**Data supplied**
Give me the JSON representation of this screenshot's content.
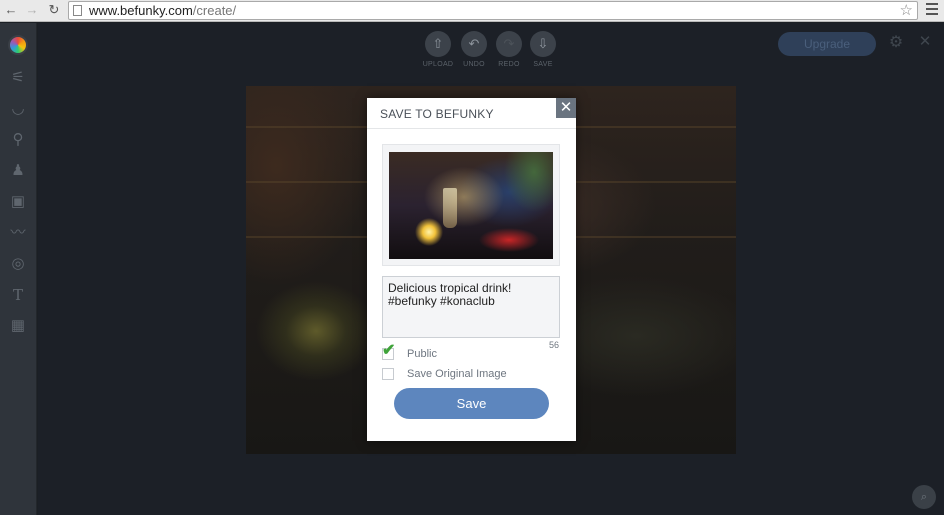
{
  "browser": {
    "url_host": "www.befunky.com",
    "url_path": "/create/"
  },
  "toolbar": {
    "tools": [
      {
        "name": "adjust-icon",
        "glyph": "⚟"
      },
      {
        "name": "lips-icon",
        "glyph": "◡"
      },
      {
        "name": "touch-up-icon",
        "glyph": "⚲"
      },
      {
        "name": "brush-icon",
        "glyph": "♟"
      },
      {
        "name": "frame-icon",
        "glyph": "▣"
      },
      {
        "name": "mustache-icon",
        "glyph": "〰"
      },
      {
        "name": "shape-icon",
        "glyph": "◎"
      },
      {
        "name": "text-icon",
        "glyph": "T"
      },
      {
        "name": "texture-icon",
        "glyph": "▦"
      }
    ]
  },
  "actions": {
    "upload": "UPLOAD",
    "undo": "UNDO",
    "redo": "REDO",
    "save": "SAVE"
  },
  "header": {
    "upgrade_label": "Upgrade"
  },
  "modal": {
    "title": "SAVE TO BEFUNKY",
    "close_glyph": "✕",
    "caption": "Delicious tropical drink! #befunky #konaclub",
    "char_count": "56",
    "public_label": "Public",
    "public_checked": true,
    "original_label": "Save Original Image",
    "original_checked": false,
    "save_label": "Save"
  },
  "colors": {
    "save_button": "#5d86be",
    "checkmark": "#3fa33a",
    "background": "#1c2027"
  }
}
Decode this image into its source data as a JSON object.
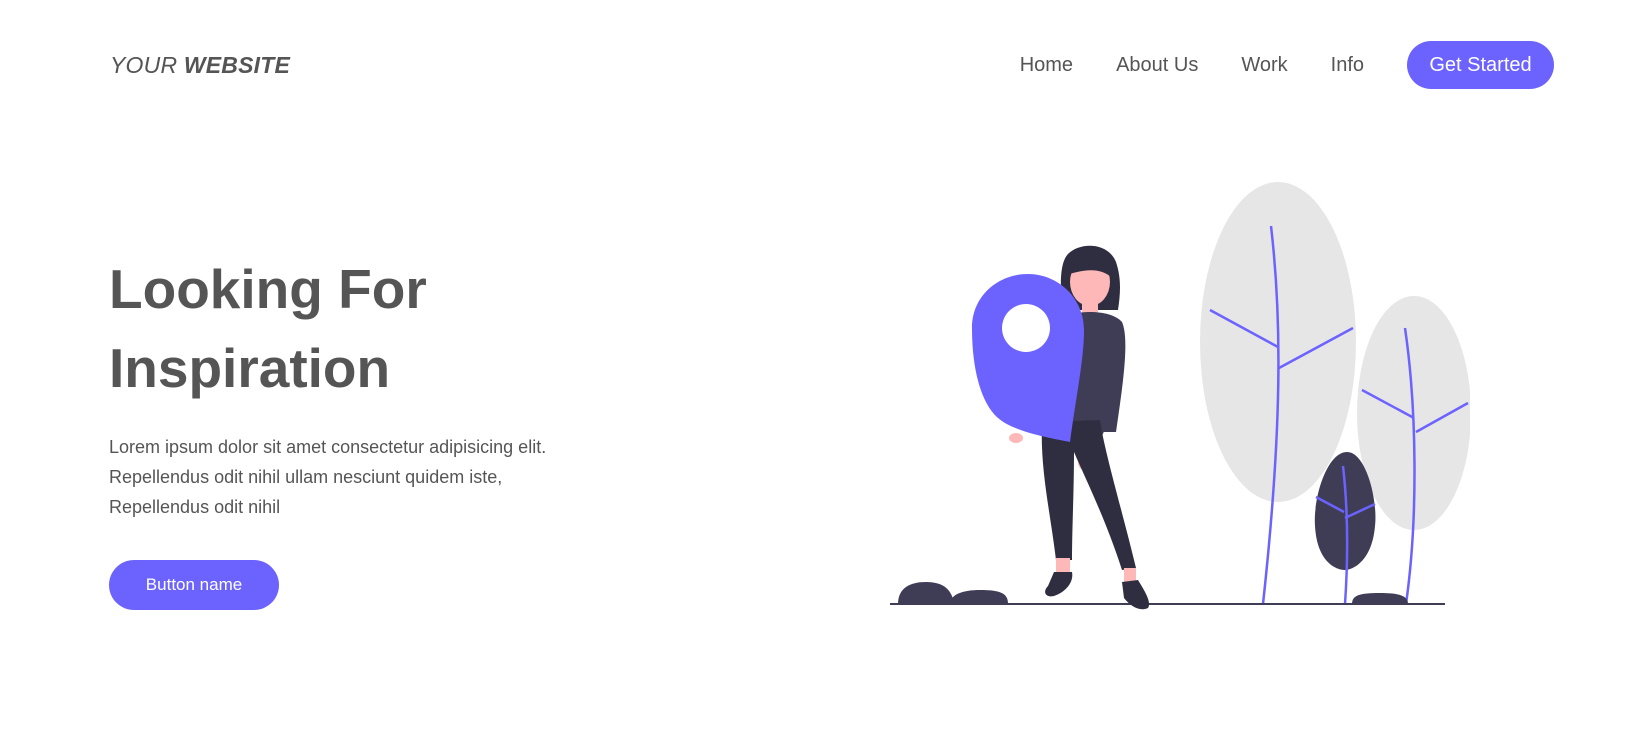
{
  "header": {
    "logo_light": "YOUR ",
    "logo_bold": "WEBSITE",
    "nav": [
      {
        "label": "Home"
      },
      {
        "label": "About Us"
      },
      {
        "label": "Work"
      },
      {
        "label": "Info"
      }
    ],
    "cta_label": "Get Started"
  },
  "hero": {
    "title_line1": "Looking For",
    "title_line2": "Inspiration",
    "desc_lines": [
      "Lorem ipsum dolor sit amet consectetur adipisicing elit.",
      "Repellendus odit nihil ullam nesciunt quidem iste,",
      "Repellendus odit nihil"
    ],
    "button_label": "Button name"
  },
  "colors": {
    "accent": "#6c63ff",
    "text": "#555555",
    "tree_leaf": "#e6e6e6",
    "dark": "#3f3d56",
    "skin": "#ffb8b8"
  },
  "illustration": {
    "icon": "woman-holding-map-pin-illustration"
  }
}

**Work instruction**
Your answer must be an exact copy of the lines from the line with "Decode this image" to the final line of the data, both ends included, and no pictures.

**Response to this task**
Decode this image into its source data as a JSON object.
{
  "header": {
    "logo_light": "YOUR ",
    "logo_bold": "WEBSITE",
    "nav": [
      {
        "label": "Home"
      },
      {
        "label": "About Us"
      },
      {
        "label": "Work"
      },
      {
        "label": "Info"
      }
    ],
    "cta_label": "Get Started"
  },
  "hero": {
    "title_line1": "Looking For",
    "title_line2": "Inspiration",
    "desc_lines": [
      "Lorem ipsum dolor sit amet consectetur adipisicing elit.",
      "Repellendus odit nihil ullam nesciunt quidem iste,",
      "Repellendus odit nihil"
    ],
    "button_label": "Button name"
  },
  "colors": {
    "accent": "#6c63ff",
    "text": "#555555",
    "tree_leaf": "#e6e6e6",
    "dark": "#3f3d56",
    "skin": "#ffb8b8"
  },
  "illustration": {
    "icon": "woman-holding-map-pin-illustration"
  }
}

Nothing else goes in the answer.